Chris Parsons and Susan Schoenian of the Northeast Sheep and Goat Marketing Program had the experience of selling a group of goats through the New Holland Sales Stables, in New Holland, PA on 7 October 2002. The goats were from another Cornell University project, "Goats in the Woods". These animals were in market condition with body condition scores averaging 2.25 to 2.5 (on a range from 1 to 5) and included both Boer crosses and dairy goats.
The purpose of the trip was to market the goats. In the process we were able to document the shrink of the goats on the 245-mile trip and to request that the goats be sold by the pound. This provided first-hand experience about the feasibility of lamb and goat producers using this major regional market.
Each goat was weighed as it was put on the truck. Weighing started at 3:30 pm on Sunday 6 October 2002 and was completed by 4:30 pm when Chris Parsons started driving the truck to New Holland. The goats were unloaded at New Holland at 10:30 pm and there was a $0.25 charge per animal for hay and water over night.
Susan Schoenian met Chris at the auction barn the next morning. The auction started at 9 am and the goats sold at 11 am, 19 hours after they were loaded the previous day. Although the sales manager has been resistant to selling goats by the pound, he agreed to sell the goats from the "Goats in the Woods" project by the pound.

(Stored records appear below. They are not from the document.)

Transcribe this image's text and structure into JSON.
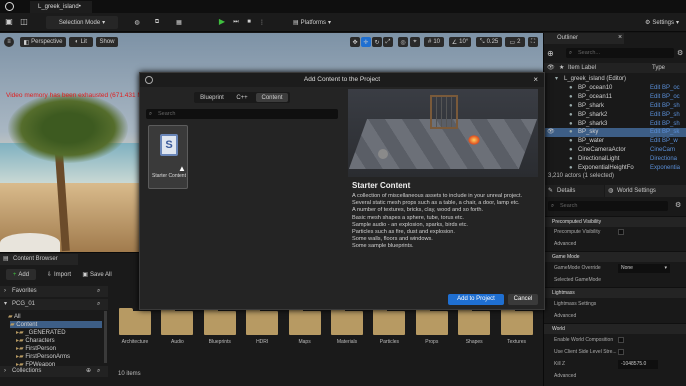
{
  "title_bar": {
    "level_tab": "L_greek_island•"
  },
  "toolbar": {
    "selection_mode": "Selection Mode",
    "platforms": "Platforms",
    "settings": "Settings"
  },
  "viewport": {
    "perspective": "Perspective",
    "lit": "Lit",
    "show": "Show",
    "warning": "Video memory has been exhausted (671.431 MB",
    "grid_snap": "10",
    "rotate_snap": "10°",
    "scale_snap": "0.25",
    "camera_speed": "2"
  },
  "outliner": {
    "tab": "Outliner",
    "search_placeholder": "Search...",
    "col_item_label": "Item Label",
    "col_type": "Type",
    "rows": [
      {
        "label": "L_greek_island (Editor)",
        "type": ""
      },
      {
        "label": "BP_ocean10",
        "type": "Edit BP_oc"
      },
      {
        "label": "BP_ocean11",
        "type": "Edit BP_oc"
      },
      {
        "label": "BP_shark",
        "type": "Edit BP_sh"
      },
      {
        "label": "BP_shark2",
        "type": "Edit BP_sh"
      },
      {
        "label": "BP_shark3",
        "type": "Edit BP_sh"
      },
      {
        "label": "BP_sky",
        "type": "Edit BP_sk"
      },
      {
        "label": "BP_water",
        "type": "Edit BP_w"
      },
      {
        "label": "CineCameraActor",
        "type": "CineCam"
      },
      {
        "label": "DirectionalLight",
        "type": "Directiona"
      },
      {
        "label": "ExponentialHeightFo",
        "type": "Exponentia"
      }
    ],
    "footer": "3,210 actors (1 selected)"
  },
  "details": {
    "tab_details": "Details",
    "tab_world": "World Settings",
    "search_placeholder": "Search",
    "sections": {
      "precomputed_visibility": "Precomputed Visibility",
      "precompute_visibility": "Precompute Visibility",
      "advanced1": "Advanced",
      "game_mode": "Game Mode",
      "gamemode_override": "GameMode Override",
      "gamemode_value": "None",
      "selected_gamemode": "Selected GameMode",
      "lightmass": "Lightmass",
      "lightmass_settings": "Lightmass Settings",
      "advanced2": "Advanced",
      "world": "World",
      "enable_world_composition": "Enable World Composition",
      "use_client_side": "Use Client Side Level Stre...",
      "kill_z": "Kill Z",
      "kill_z_value": "-1048575.0",
      "advanced3": "Advanced"
    }
  },
  "content_browser": {
    "tab": "Content Browser",
    "add": "Add",
    "import": "Import",
    "save_all": "Save All",
    "favorites": "Favorites",
    "project": "PCG_01",
    "all": "All",
    "content": "Content",
    "folders_tree": [
      "_GENERATED",
      "Characters",
      "FirstPerson",
      "FirstPersonArms",
      "FPWeapon"
    ],
    "collections": "Collections",
    "folders": [
      "Architecture",
      "Audio",
      "Blueprints",
      "HDRI",
      "Maps",
      "Materials",
      "Particles",
      "Props",
      "Shapes",
      "Textures"
    ],
    "item_count": "10 items"
  },
  "dialog": {
    "title": "Add Content to the Project",
    "tabs": [
      "Blueprint",
      "C++",
      "Content"
    ],
    "search_placeholder": "Search",
    "tile_label": "Starter Content",
    "preview_title": "Starter Content",
    "description": [
      "A collection of miscellaneous assets to include in your unreal project.",
      "Several static mesh props such as a table, a chair, a door, lamp etc.",
      "A number of textures, bricks, clay, wood and so forth.",
      "Basic mesh shapes a sphere, tube, torus etc.",
      "Sample audio - an explosion, sparks, birds etc.",
      "Particles such as fire, dust and explosion.",
      "Some walls, floors and windows.",
      "Some sample blueprints."
    ],
    "add_button": "Add to Project",
    "cancel_button": "Cancel"
  },
  "colors": {
    "accent_blue": "#1f6fd1",
    "selected_row": "#3d5e86",
    "play_green": "#3fbf3f",
    "warning_red": "#e02020",
    "folder": "#b79a63"
  }
}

The 42 animals weighed a total of 2527 pounds for an average starting weight of 60 pounds per head. The total sale weight was 2283 pounds for a loss of 244 pounds or a 9.6% shrink. Thus the average selling weight was 54.4 pounds. The average price paid was $0.91 per pound or $49.50 per head. Fuel ($81.00), tolls ($6.80), and meals for the driver ($18) made the trucking cost $105.80 or $2.52 per goat. The sales commission per animal was $4.00 for total sales cost of $6.52 per goat. Thus, the net return on the New Holland sale weight was $42.98 per head or $0.79 per pound. The net return per pound of starting weight was $0.72 per pound. If the animals could have been sold from the farm for $0.91 per pound or $54.60 per head, then the difference in price would have been $11.62 or 21% higher. Recognizing that there are significant costs associated with on-farm marketing, the information gathered on this marketing trip to New Holland can be used to evaluate whether marketing from the farm makes economic sense.